● Action item
In the material below, find each line with the word "Your" and copy it.

● Input data
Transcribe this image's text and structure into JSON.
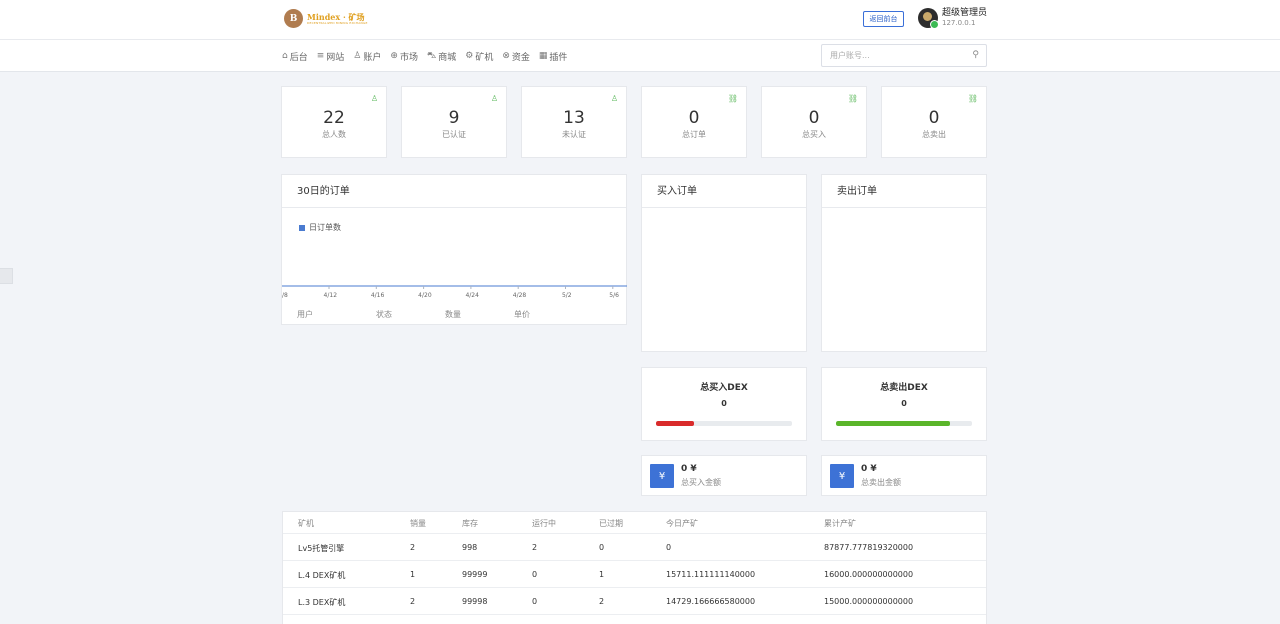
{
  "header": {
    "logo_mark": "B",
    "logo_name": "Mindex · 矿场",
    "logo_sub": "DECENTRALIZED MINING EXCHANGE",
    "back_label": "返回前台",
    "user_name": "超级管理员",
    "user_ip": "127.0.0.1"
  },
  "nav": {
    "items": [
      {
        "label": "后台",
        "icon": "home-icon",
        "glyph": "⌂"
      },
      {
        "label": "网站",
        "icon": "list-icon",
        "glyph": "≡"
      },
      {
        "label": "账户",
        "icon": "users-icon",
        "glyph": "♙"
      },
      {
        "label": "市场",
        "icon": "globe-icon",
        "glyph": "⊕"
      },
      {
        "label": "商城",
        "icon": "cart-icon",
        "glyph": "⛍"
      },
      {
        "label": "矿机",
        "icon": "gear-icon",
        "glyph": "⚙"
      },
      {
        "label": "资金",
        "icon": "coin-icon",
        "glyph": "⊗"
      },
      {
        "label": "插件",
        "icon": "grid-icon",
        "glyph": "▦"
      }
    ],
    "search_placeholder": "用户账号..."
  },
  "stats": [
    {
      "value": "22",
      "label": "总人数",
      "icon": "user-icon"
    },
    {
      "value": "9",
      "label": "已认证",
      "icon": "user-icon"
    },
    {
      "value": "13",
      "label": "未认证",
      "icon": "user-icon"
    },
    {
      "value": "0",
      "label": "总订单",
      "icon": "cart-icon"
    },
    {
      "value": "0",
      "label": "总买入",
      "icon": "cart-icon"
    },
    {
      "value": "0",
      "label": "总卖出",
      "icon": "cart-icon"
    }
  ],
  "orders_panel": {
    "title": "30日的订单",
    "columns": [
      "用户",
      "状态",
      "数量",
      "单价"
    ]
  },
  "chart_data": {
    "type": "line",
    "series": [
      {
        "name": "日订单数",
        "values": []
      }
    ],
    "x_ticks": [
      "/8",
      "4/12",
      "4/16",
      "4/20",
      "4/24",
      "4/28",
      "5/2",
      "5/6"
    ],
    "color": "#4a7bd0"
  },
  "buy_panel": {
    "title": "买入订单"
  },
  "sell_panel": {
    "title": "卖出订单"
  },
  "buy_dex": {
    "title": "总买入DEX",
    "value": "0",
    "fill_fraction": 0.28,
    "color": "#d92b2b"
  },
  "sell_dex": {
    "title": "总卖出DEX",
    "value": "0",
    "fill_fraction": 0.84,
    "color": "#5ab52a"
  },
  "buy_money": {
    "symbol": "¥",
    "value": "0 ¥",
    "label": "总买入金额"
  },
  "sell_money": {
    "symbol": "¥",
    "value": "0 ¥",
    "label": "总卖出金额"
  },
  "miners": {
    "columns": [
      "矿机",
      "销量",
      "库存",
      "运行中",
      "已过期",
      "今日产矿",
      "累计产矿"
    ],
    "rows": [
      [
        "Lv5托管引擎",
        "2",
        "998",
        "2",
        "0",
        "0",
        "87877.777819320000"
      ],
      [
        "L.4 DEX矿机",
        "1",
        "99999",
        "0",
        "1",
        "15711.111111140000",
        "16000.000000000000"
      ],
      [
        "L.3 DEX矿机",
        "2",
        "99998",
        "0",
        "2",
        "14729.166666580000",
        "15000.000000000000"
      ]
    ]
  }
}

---

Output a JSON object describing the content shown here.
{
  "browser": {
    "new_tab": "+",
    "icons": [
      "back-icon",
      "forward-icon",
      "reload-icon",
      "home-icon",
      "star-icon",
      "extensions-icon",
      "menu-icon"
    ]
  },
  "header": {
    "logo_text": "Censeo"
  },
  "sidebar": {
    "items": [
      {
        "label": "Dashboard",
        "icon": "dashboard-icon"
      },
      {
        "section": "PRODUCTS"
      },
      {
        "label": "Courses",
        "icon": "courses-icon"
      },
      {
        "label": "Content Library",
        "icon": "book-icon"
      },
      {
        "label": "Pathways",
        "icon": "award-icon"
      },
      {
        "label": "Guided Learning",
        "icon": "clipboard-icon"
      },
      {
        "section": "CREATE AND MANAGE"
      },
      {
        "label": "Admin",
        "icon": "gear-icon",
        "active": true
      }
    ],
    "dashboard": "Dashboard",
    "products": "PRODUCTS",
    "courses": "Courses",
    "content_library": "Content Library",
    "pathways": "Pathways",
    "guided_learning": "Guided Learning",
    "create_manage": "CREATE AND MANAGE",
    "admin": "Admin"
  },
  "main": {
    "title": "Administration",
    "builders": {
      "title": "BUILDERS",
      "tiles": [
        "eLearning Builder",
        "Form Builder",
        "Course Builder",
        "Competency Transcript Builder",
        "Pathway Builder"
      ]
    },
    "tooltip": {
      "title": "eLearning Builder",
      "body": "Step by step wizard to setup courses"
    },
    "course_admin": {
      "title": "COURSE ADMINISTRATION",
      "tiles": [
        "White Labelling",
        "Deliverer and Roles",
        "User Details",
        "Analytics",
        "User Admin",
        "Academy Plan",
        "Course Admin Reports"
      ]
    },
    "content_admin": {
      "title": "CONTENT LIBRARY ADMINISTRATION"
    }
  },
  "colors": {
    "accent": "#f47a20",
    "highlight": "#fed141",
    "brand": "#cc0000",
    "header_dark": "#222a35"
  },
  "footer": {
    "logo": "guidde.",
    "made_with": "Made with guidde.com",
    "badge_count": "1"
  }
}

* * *

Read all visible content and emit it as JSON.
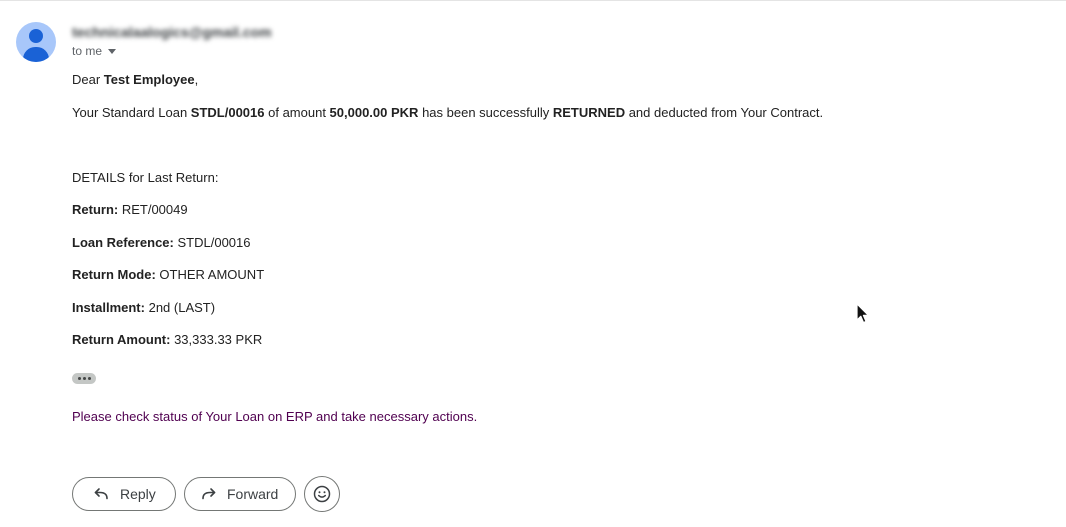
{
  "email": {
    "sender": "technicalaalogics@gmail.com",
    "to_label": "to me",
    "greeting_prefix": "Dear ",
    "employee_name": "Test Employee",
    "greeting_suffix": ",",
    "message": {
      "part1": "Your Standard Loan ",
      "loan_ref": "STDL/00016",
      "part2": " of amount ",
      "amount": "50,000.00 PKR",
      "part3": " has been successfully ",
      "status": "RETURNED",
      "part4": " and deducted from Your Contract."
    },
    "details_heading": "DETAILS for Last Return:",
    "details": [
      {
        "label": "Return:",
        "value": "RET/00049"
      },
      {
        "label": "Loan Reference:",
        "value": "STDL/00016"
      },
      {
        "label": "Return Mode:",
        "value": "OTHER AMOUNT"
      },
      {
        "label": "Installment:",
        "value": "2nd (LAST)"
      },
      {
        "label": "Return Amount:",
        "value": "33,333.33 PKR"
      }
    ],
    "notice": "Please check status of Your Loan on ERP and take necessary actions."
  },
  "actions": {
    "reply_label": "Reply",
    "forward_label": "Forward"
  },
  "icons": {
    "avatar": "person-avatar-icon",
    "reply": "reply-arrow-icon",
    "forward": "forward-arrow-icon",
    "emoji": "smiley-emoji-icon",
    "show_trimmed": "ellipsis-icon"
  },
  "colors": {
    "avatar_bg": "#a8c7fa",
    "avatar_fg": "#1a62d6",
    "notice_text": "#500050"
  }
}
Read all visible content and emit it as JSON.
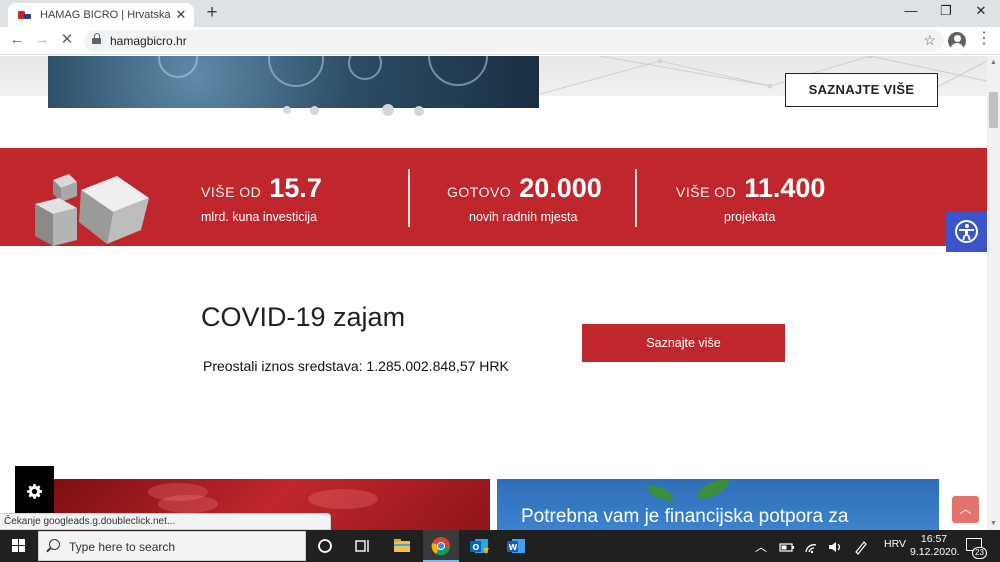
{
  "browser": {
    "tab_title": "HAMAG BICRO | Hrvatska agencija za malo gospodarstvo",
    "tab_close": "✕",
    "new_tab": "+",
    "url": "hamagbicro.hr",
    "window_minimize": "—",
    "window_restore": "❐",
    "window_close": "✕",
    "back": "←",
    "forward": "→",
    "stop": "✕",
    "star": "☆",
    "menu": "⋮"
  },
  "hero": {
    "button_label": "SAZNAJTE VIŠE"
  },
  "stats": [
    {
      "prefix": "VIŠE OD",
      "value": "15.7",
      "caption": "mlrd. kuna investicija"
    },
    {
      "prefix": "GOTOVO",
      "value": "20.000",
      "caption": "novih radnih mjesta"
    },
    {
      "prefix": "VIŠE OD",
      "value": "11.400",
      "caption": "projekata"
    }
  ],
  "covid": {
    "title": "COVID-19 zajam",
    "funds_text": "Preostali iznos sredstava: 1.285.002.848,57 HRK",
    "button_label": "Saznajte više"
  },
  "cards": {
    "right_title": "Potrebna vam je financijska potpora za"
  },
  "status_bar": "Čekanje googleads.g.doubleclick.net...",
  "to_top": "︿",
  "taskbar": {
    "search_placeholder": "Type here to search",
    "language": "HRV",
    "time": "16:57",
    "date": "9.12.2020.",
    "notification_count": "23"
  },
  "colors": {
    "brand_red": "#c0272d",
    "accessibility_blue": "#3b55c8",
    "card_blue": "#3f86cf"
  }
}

● Response
      "part1": "Your Standard Loan ",
      "part4": " and deducted from Your Contract."
    "notice": "Please check status of Your Loan on ERP and take necessary actions."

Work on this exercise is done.